Project World Peace (UK)
(re)Generation Weston (UK)
Religions for Peace Canada (CA)
Religions pour la Paix – Québec (CA)
Rete Italiana Pace e Disarmo (IT)
Réseau National des Volontaires pour la Promotion du Développement Local en Haïti (HT)
Rochdale and Littleborough Peace Group (UK)
Sankalpa Community Based Rehabilitation (NP)
Santé et Action Globale (TG)
Scientists for Global Responsibility (UK)
Solidarité Internationale Pour l’Afrique (ML)
StEP Sustainable Exercise Partnership (UK)
Sukaar Welfare Organization (PK)
Sustainable Cooperation for Peace and Security (IT)
Svenska Freds – och Skiljedomsföreningen (SE)
The Jordanian Society of Friends of Heritage (JO)

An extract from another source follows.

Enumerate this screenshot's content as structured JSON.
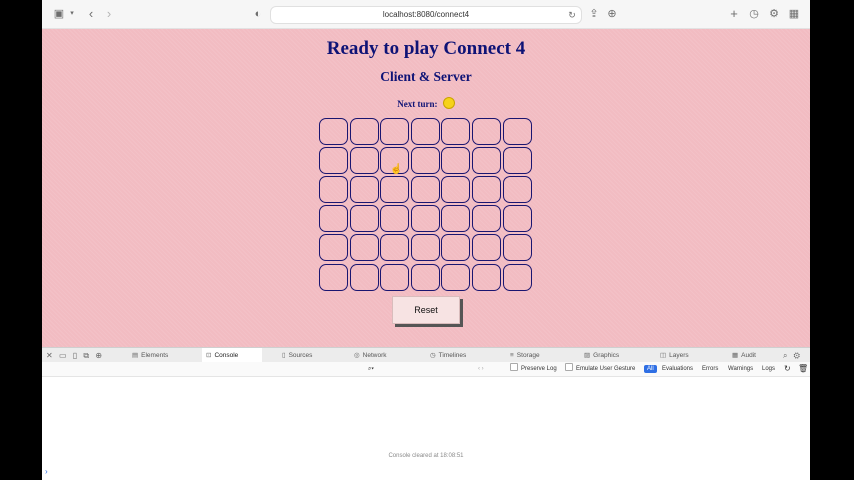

The Lebanese Women Democratic Gathering (LB)
The Outreach Social Care Foundation (CA)
The Undivide Project (US)
Tipping Point North South (UK)
Tiruzer Ethiopia for Africa (ET)
Trident Ploughshares (UK)
UNISC International (JP)
Veterans For Peace Climate Crisis & Militarism Project (US)
Vredesbeweging Pais (NL)
Women’s International League for Peace and Freedom, Norway
XR Dacorum (UK)
Youth Development and Voice Initiative (GH)
Youth for Green Nature (CD)
Youth Foundation of Bangladesh (BD)
Why does this matter?
Countries are still excused from comprehensively reporting their military emissions to the UNFCCC. As a result, the sector is lagging behind. Some militaries are starting to set Net Zero targets, like the US Army and the UK RAF, but without accessible data and with no means to track their progress, these targets risk being little more than military grade greenwashing.
This year, we released our Framework for Reporting Military Emissions. It outlines the emissions that we think militaries should be reporting. The framework considers the large and complex supply chains that militaries have, as well as the emissions caused by armed conflicts. Meaningful global action to reduce emissions demands that we can track and understand the contribution that militarism and conflicts are making to the climate crisis.
NATO and its members have an opportunity to demonstrate leadership on tackling climate change. The refusal to publish their methodology for counting emissions sets a dangerous international precedent.
What can I do?
If your organisation is concerned about the current pace of action to address the climate crisis, please sign our call on NATO to make its methodology public using the form above.
Share this call on social media to encourage others to sign up using our downloadable social media pack.
Download our Frequently Asked Questions on military emissions and NATO climate policy.